Yesterday, at a White House press briefing, President Bush asked Michael Leavitt, Secretary of Health and Human Services (HHS), on the State Children's Health Insurance Program (SCHIP) and the pending bill before Congress.
Congress has until the end of the month to reauthorize the SCHIP, which insures about six million children nationwide, who are not eligible for or enrolled in Medicaid. The proposed bill would add three million more children to the program. This summer, the Senate reached a bipartisan agreement to increase SCHIP spending by $35 billion.
When asked why the President plans to veto the current bill, Leavitt responded that the “President would like to see SCHIP reauthorized… The bill that the President will veto is represented to offer 2.6 million insurance. However, 1.2 million of those already have private insurance, and 900,000 of them already qualify.”

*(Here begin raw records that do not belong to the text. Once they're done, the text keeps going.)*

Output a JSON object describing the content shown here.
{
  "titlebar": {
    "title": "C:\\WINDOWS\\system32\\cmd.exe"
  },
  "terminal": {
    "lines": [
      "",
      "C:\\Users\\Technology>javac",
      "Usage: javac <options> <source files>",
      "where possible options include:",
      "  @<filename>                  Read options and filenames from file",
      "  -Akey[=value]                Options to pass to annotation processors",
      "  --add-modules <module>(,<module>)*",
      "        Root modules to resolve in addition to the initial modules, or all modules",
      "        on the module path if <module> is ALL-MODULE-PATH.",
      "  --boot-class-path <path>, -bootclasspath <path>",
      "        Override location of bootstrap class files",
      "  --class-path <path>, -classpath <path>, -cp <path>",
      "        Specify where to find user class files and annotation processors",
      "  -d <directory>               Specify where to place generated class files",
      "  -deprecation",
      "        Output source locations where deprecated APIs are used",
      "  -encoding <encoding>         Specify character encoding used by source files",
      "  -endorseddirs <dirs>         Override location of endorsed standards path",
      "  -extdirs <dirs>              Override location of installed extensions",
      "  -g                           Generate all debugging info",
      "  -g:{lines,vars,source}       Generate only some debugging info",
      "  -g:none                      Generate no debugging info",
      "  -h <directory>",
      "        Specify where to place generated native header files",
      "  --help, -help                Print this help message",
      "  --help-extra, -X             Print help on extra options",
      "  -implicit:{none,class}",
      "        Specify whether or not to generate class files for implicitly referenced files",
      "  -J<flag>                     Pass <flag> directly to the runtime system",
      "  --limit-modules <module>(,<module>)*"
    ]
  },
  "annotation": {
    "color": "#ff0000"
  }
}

Leavitt stated that the bill veto is inevitable because “It helps those who are well-off as opposed to those who are poor. It moves people from private insurance to government insurance. It covers adults; this is a program for children.”
When pressed about why the President refuses to commit more than $5 billion toward the program, Leavitt responded, “We desire to see SCHIP continue to cover those children who are under 200 percent of the poverty line. We believe that the $5 billion is adequate to do that.”
The HHS secretary also mentioned that congressman Joe Barton (R-TX), chairman of the House Committee on Energy & Commerce, plans to file and extension past the Sept. 30 deadline, in order to “work these differences out.”